Search the entries below for the word "JSON" and copy every line where it appears.

***** DATA FOR THIS EXERCISE

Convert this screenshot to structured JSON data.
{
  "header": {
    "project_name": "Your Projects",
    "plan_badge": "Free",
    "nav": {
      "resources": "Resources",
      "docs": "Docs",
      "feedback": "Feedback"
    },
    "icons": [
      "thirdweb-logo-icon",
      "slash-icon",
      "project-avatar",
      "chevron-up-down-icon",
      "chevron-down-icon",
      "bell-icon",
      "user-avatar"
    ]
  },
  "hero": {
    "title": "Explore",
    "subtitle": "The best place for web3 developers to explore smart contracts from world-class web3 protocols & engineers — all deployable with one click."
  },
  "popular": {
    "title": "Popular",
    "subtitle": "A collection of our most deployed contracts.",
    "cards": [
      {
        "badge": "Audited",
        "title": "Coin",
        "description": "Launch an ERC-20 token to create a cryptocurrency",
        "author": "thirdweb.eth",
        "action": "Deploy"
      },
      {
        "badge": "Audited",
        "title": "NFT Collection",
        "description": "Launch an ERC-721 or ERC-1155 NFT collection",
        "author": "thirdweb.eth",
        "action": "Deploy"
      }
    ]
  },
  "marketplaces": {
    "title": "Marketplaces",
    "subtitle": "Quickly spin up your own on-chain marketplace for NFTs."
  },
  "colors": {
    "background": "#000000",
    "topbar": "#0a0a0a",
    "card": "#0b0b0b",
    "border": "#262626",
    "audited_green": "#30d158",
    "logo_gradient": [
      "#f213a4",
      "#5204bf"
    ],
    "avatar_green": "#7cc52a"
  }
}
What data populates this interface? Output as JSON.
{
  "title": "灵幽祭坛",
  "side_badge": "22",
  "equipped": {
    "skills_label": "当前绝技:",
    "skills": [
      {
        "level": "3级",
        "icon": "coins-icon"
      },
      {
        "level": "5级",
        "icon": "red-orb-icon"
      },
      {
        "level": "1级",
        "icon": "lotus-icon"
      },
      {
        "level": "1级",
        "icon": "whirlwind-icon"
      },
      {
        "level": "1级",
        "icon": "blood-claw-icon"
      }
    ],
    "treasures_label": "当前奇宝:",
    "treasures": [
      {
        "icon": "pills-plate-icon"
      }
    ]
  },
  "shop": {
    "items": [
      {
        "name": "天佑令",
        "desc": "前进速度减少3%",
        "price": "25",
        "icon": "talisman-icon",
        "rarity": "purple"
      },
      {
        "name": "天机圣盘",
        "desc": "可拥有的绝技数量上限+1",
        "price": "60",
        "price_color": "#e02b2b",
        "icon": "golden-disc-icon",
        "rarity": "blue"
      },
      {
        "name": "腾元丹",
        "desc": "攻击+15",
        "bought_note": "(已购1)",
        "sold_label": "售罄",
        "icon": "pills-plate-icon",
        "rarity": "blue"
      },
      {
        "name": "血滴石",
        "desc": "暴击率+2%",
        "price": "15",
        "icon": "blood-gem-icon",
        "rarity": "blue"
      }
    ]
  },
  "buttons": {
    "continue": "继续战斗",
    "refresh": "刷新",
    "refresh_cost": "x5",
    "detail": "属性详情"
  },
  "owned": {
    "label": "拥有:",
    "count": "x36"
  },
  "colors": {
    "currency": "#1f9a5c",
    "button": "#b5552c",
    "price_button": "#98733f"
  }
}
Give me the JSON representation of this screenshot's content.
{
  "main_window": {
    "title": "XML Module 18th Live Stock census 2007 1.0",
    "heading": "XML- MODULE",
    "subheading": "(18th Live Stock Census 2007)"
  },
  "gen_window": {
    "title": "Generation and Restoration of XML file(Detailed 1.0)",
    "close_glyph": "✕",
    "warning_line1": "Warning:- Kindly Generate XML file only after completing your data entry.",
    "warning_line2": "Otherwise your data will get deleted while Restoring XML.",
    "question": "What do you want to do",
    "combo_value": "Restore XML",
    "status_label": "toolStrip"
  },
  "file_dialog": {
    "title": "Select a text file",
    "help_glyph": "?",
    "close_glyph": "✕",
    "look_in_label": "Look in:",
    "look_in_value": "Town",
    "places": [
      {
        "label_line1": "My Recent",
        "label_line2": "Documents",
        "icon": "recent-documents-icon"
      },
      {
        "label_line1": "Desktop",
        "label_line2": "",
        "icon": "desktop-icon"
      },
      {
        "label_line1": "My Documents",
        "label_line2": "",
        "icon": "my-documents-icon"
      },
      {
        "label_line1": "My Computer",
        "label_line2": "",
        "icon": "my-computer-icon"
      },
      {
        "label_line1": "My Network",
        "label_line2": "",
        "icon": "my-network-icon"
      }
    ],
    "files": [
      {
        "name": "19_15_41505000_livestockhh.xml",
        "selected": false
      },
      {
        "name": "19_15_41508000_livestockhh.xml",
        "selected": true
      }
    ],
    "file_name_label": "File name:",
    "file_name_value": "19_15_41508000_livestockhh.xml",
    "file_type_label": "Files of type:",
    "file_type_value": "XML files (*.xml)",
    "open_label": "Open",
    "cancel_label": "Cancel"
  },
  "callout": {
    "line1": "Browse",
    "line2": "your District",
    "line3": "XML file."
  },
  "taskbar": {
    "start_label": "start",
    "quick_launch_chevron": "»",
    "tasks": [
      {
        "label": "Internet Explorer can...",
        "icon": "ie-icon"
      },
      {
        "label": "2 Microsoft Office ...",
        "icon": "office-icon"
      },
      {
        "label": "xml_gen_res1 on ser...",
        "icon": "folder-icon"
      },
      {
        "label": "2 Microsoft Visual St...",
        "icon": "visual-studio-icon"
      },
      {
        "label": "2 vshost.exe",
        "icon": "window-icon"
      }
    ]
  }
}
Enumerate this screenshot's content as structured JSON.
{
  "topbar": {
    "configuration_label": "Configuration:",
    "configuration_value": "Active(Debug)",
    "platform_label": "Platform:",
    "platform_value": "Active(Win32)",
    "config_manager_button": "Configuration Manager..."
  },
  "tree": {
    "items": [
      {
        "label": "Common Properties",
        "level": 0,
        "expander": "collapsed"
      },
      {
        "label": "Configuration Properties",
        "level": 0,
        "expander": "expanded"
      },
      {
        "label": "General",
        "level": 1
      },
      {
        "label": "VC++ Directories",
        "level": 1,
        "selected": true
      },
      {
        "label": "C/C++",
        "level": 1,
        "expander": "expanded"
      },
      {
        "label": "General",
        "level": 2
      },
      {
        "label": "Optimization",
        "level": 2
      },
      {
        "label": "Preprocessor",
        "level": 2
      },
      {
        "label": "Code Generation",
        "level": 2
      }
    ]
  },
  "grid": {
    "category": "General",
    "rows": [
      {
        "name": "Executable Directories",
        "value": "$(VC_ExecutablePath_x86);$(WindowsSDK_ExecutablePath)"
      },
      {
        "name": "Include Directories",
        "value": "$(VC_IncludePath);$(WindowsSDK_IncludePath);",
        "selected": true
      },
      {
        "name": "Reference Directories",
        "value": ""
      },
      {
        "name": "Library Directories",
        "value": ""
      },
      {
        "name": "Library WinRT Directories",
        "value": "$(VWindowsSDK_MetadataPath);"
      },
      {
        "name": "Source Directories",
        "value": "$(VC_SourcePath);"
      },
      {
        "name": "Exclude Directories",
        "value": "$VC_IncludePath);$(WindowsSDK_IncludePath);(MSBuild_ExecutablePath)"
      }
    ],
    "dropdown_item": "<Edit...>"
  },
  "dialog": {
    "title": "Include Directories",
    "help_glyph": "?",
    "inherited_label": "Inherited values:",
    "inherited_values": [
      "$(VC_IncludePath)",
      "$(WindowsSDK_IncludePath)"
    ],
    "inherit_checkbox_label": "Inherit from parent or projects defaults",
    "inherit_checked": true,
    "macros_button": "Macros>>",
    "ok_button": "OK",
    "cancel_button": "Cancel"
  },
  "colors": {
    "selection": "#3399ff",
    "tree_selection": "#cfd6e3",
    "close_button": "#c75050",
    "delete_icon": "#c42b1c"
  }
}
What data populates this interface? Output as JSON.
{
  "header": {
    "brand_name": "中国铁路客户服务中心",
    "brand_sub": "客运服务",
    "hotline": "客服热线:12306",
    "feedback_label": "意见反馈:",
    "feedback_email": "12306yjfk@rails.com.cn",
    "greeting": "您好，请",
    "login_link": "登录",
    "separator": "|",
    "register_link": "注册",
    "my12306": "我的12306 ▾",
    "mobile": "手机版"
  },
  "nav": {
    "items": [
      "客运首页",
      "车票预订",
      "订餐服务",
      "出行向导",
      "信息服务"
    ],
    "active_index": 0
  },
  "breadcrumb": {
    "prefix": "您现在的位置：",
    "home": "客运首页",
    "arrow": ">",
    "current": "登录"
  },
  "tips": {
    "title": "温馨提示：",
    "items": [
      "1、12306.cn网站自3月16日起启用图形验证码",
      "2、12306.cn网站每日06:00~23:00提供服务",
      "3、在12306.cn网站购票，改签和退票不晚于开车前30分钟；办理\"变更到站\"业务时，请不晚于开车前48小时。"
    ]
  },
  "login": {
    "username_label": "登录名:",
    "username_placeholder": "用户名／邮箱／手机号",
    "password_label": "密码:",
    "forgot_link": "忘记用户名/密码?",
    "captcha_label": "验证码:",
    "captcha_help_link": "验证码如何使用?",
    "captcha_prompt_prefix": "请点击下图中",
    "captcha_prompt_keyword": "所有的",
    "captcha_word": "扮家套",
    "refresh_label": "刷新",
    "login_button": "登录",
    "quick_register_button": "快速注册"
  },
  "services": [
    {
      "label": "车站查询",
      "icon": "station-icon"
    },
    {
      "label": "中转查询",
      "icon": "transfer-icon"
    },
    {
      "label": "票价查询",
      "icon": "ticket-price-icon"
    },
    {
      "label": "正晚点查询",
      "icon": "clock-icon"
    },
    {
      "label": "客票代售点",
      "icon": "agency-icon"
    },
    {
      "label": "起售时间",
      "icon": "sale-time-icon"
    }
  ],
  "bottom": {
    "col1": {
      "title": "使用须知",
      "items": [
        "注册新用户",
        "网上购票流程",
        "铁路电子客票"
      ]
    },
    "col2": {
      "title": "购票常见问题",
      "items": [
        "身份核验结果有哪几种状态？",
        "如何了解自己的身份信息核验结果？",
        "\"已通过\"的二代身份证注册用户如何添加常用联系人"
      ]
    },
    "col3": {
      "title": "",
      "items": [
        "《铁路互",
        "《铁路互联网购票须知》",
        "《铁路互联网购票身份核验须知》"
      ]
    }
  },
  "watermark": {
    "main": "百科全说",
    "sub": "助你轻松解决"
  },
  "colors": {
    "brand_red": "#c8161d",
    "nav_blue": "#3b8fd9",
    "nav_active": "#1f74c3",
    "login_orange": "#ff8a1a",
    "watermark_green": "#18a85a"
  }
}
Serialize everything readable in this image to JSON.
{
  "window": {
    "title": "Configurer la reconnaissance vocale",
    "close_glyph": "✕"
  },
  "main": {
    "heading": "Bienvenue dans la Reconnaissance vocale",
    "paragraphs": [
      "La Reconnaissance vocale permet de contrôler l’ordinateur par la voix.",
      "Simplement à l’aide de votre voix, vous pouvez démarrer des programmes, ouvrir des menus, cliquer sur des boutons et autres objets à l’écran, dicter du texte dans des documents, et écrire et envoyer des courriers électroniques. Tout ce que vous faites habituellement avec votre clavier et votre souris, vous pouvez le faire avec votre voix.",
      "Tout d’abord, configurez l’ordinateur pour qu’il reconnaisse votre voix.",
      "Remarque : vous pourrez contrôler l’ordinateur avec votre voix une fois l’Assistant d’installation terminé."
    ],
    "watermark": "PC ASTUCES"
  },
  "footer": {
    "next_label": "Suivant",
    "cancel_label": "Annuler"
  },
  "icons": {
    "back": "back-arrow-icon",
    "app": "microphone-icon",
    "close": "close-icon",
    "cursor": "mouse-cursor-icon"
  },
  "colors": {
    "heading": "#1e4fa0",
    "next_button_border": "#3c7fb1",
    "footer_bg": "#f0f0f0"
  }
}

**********

_ANSWER AREA_
Convert this screenshot to structured JSON data.
What data populates this interface? Output as JSON.
Give me the JSON representation of this screenshot's content.
Enumerate this screenshot's content as structured JSON.
What data populates this interface? Output as JSON.
Serialize everything readable in this image to JSON.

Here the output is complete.